Could you print every entry below exactly as given?

→ MATERIAL SHOWN:
####

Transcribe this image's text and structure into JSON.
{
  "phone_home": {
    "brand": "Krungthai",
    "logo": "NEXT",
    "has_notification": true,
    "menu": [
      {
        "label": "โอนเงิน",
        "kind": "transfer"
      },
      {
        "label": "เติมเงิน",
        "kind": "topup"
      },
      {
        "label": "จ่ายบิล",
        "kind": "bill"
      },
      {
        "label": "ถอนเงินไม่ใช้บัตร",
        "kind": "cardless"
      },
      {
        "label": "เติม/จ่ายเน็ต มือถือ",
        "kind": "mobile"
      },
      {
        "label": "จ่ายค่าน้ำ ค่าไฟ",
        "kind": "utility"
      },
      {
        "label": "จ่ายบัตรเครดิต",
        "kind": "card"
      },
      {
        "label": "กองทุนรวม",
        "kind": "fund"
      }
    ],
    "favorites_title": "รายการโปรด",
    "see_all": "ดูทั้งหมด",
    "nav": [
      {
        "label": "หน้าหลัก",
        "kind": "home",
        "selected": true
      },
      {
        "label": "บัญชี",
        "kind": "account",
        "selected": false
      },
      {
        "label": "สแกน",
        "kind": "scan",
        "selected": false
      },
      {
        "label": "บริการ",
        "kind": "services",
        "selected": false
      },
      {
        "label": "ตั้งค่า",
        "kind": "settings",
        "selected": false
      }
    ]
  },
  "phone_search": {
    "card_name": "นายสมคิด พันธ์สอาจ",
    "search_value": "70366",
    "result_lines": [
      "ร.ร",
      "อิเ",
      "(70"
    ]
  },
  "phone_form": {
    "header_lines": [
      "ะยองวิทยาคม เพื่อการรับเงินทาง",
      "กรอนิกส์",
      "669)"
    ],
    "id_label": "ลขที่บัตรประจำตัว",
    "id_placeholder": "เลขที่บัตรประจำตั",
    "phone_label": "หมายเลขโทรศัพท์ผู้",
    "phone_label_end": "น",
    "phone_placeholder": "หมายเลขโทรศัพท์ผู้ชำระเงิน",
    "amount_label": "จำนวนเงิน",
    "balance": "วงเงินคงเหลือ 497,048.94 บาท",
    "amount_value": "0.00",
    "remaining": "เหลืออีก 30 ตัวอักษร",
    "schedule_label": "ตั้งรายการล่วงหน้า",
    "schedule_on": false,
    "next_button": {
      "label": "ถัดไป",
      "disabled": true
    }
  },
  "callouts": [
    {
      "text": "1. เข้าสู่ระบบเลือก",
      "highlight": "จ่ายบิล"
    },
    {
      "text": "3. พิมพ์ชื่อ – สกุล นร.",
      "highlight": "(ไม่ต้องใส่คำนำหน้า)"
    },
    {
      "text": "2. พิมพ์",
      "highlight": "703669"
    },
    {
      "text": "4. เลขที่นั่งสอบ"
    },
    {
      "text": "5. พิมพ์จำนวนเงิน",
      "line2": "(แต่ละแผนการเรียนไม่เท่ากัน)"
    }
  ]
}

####

→ ANSWER SECTION:
Transcribe this image's text and structure into JSON.
{
  "phone_home": {
    "brand": "Krungthai",
    "logo": "NEXT",
    "has_notification": true,
    "menu": [
      {
        "label": "โอนเงิน",
        "kind": "transfer"
      },
      {
        "label": "เติมเงิน",
        "kind": "topup"
      },
      {
        "label": "จ่ายบิล",
        "kind": "bill"
      },
      {
        "label": "ถอนเงินไม่ใช้บัตร",
        "kind": "cardless"
      },
      {
        "label": "เติม/จ่ายเน็ต มือถือ",
        "kind": "mobile"
      },
      {
        "label": "จ่ายค่าน้ำ ค่าไฟ",
        "kind": "utility"
      },
      {
        "label": "จ่ายบัตรเครดิต",
        "kind": "card"
      },
      {
        "label": "กองทุนรวม",
        "kind": "fund"
      }
    ],
    "favorites_title": "รายการโปรด",
    "see_all": "ดูทั้งหมด",
    "nav": [
      {
        "label": "หน้าหลัก",
        "kind": "home",
        "selected": true
      },
      {
        "label": "บัญชี",
        "kind": "account",
        "selected": false
      },
      {
        "label": "สแกน",
        "kind": "scan",
        "selected": false
      },
      {
        "label": "บริการ",
        "kind": "services",
        "selected": false
      },
      {
        "label": "ตั้งค่า",
        "kind": "settings",
        "selected": false
      }
    ]
  },
  "phone_search": {
    "card_name": "นายสมคิด พันธ์สอาจ",
    "search_value": "70366",
    "result_lines": [
      "ร.ร",
      "อิเ",
      "(70"
    ]
  },
  "phone_form": {
    "header_lines": [
      "ะยองวิทยาคม เพื่อการรับเงินทาง",
      "กรอนิกส์",
      "669)"
    ],
    "id_label": "ลขที่บัตรประจำตัว",
    "id_placeholder": "เลขที่บัตรประจำตั",
    "phone_label": "หมายเลขโทรศัพท์ผู้",
    "phone_label_end": "น",
    "phone_placeholder": "หมายเลขโทรศัพท์ผู้ชำระเงิน",
    "amount_label": "จำนวนเงิน",
    "balance": "วงเงินคงเหลือ 497,048.94 บาท",
    "amount_value": "0.00",
    "remaining": "เหลืออีก 30 ตัวอักษร",
    "schedule_label": "ตั้งรายการล่วงหน้า",
    "schedule_on": false,
    "next_button": {
      "label": "ถัดไป",
      "disabled": true
    }
  },
  "callouts": [
    {
      "text": "1. เข้าสู่ระบบเลือก",
      "highlight": "จ่ายบิล"
    },
    {
      "text": "3. พิมพ์ชื่อ – สกุล นร.",
      "highlight": "(ไม่ต้องใส่คำนำหน้า)"
    },
    {
      "text": "2. พิมพ์",
      "highlight": "703669"
    },
    {
      "text": "4. เลขที่นั่งสอบ"
    },
    {
      "text": "5. พิมพ์จำนวนเงิน",
      "line2": "(แต่ละแผนการเรียนไม่เท่ากัน)"
    }
  ]
}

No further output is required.